How ‘Bodies Bodies Bodies’ uses neon lighting to create horror

Social media fuels the performative interactions of a 20-something in Halina Reijn’s “Bodies Bodies Bodies,” but beneath their constructed personas, anxiety, fear, and jealousy fester. These intense feelings were at the forefront of cinematographer Jasper Wolf’s mind, who wanted his expansive lighting choices to underscore each “new round of emotional boxing.”

The movie A24 stars Maria Bakalova as Bee, a young working-class woman who accompanies her new girlfriend Sophie (Amandla Stenberg) to a hurricane party thrown by Sophie’s ultra-rich friends. After a murder-in-the-dark game goes awry when someone is dead for real, the toxic group rekindles old grudges and descends into fierce paranoia.

Much of the action takes place at night after the power and Wi-Fi have been cut.

While remaining grounded in plausibility, Wolf wanted alternative light sources to accent the “obvious” flashlights and camping lanterns. “We were mostly interested in maybe emotional realism or illusionary realism, that the color of the light might give you an extra thrill or an extra sense [of the characters],” he says. Party girl Alice (Rachel Sennott) drapes herself in glow stick jewelry, while type-A Jordan (Myha’la Harrold) opts for an LED headlamp. Laid-back Greg (Lee Pace) even dons a mask of vibrant blue light therapy.
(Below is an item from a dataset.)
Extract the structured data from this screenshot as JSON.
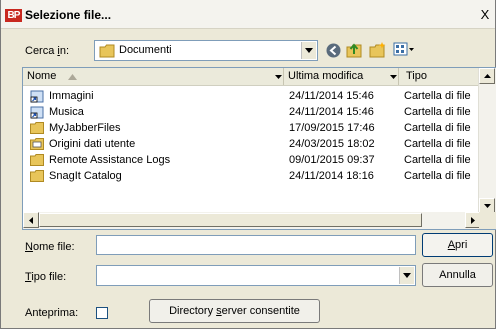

Ubiquitous phone flashlights harness the film’s hyper-online quality as Gen Zers sift their barbs through social media buzzwords. The screens have maximum brightness which exposes their faces in the dark. Wolf notes how this style of lighting emulates the flash of a camera: “It may also be something we know online. [when] you take selfies.

The Chappaqua McMansion represented another opportunity to add color. Wolf worked with production designer April Lasky to install surreal backup lights and to ensure that each piece had a distinct visual identity that could tie into the characters’ involuntary emotional states. “The kitchen is a good example for the first time where there is this distrust within the group,” says Wolf. “We play a lot in the cyan colors, in the blue-green colors, where they start to turn against each other a bit.” Later, a moment of explosive violence in an indoor basketball court shatters the red of an exit sign.
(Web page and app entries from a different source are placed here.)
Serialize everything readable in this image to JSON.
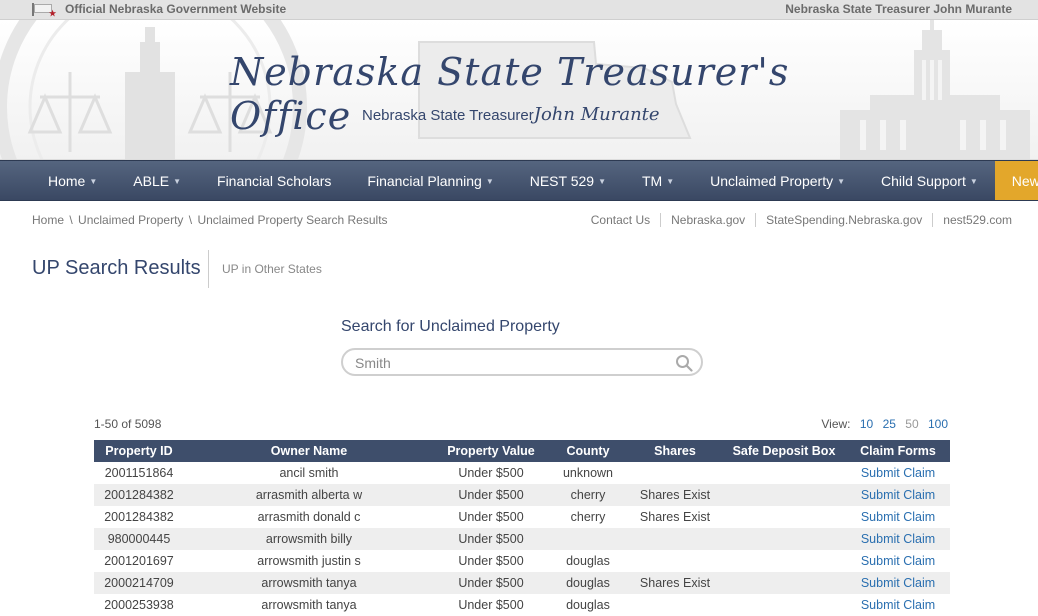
{
  "topbar": {
    "left": "Official Nebraska Government Website",
    "right": "Nebraska State Treasurer John Murante"
  },
  "banner": {
    "title": "Nebraska State Treasurer's Office",
    "subtitle": "Nebraska State Treasurer",
    "signature": "John Murante"
  },
  "nav": [
    {
      "label": "Home",
      "caret": true
    },
    {
      "label": "ABLE",
      "caret": true
    },
    {
      "label": "Financial Scholars",
      "caret": false
    },
    {
      "label": "Financial Planning",
      "caret": true
    },
    {
      "label": "NEST 529",
      "caret": true
    },
    {
      "label": "TM",
      "caret": true
    },
    {
      "label": "Unclaimed Property",
      "caret": true
    },
    {
      "label": "Child Support",
      "caret": true
    },
    {
      "label": "News",
      "caret": false
    }
  ],
  "breadcrumb": [
    "Home",
    "Unclaimed Property",
    "Unclaimed Property Search Results"
  ],
  "breadcrumb_sep": "\\",
  "utility_links": [
    "Contact Us",
    "Nebraska.gov",
    "StateSpending.Nebraska.gov",
    "nest529.com"
  ],
  "page": {
    "title": "UP Search Results",
    "other_states": "UP in Other States"
  },
  "search": {
    "label": "Search for Unclaimed Property",
    "value": "Smith"
  },
  "results": {
    "count": "1-50 of 5098",
    "view_label": "View:",
    "view_options": [
      "10",
      "25",
      "50",
      "100"
    ],
    "view_current": "50",
    "columns": [
      "Property ID",
      "Owner Name",
      "Property Value",
      "County",
      "Shares",
      "Safe Deposit Box",
      "Claim Forms"
    ],
    "rows": [
      [
        "2001151864",
        "ancil smith",
        "Under $500",
        "unknown",
        "",
        "",
        "Submit Claim"
      ],
      [
        "2001284382",
        "arrasmith alberta w",
        "Under $500",
        "cherry",
        "Shares Exist",
        "",
        "Submit Claim"
      ],
      [
        "2001284382",
        "arrasmith donald c",
        "Under $500",
        "cherry",
        "Shares Exist",
        "",
        "Submit Claim"
      ],
      [
        "980000445",
        "arrowsmith billy",
        "Under $500",
        "",
        "",
        "",
        "Submit Claim"
      ],
      [
        "2001201697",
        "arrowsmith justin s",
        "Under $500",
        "douglas",
        "",
        "",
        "Submit Claim"
      ],
      [
        "2000214709",
        "arrowsmith tanya",
        "Under $500",
        "douglas",
        "Shares Exist",
        "",
        "Submit Claim"
      ],
      [
        "2000253938",
        "arrowsmith tanya",
        "Under $500",
        "douglas",
        "",
        "",
        "Submit Claim"
      ]
    ]
  },
  "colors": {
    "nav_bg": "#3e4e6b",
    "accent_news": "#e3a72b",
    "link": "#2a6fb0",
    "heading": "#34466d"
  }
}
“Bodies Bodies Bodies” marks Wolf’s second collaboration with Reijn after his feature debut, “Instinct.” The Dutch duo prepared extensively by first choreographing on location with stand-ins, giving Reijn a base to then let things loosen up and make room for improvisation during filming. Wolf operated the handheld camera and shot intuitively, letting the camera “sometimes behave like one of the characters in the band”.

Achieving this freedom in the film’s many shots and large set movements required a flexible lighting approach. “Part of the concept of having actors lighting up – say, Jordan’s headlight or flashlights – that also gave us anchors in a scene that we could play the lighting design of,” Wolf says. .

The DP originally had the idea to shoot on film, but the tight production schedule required a different approach. He first did trial shots on film, then worked with colorist Damien van der Cruyssen to grade them and create a color profile that could be incorporated into his camera of choice, the Arri Alexa. Mini LF. “The reason the large format was instrumental in this film is simply that there is so much darkness, and I knew I wanted to be free in that darkness,” Wolf explains. “I also liked the look of how black behaves and how textures can survive. Even when I pushed it a lot, it still had that clean aesthetic in the rough that we were looking for.

As the group’s mistrust intensifies, the lighting becomes increasingly fractured. A pivotal moment in Bee and Sophie’s relationship takes place in a claustrophobic sauna, which Wolf says “is hands down one of the smallest places I’ve ever shot in.” He captured the scene with “two super minimal amounts of lights”, including a small flashlight he was balancing in his hands next to the camera.

Wolf adds, “We were toying with the idea that it got darker and darker in the movie. At one point, the light almost disappeared.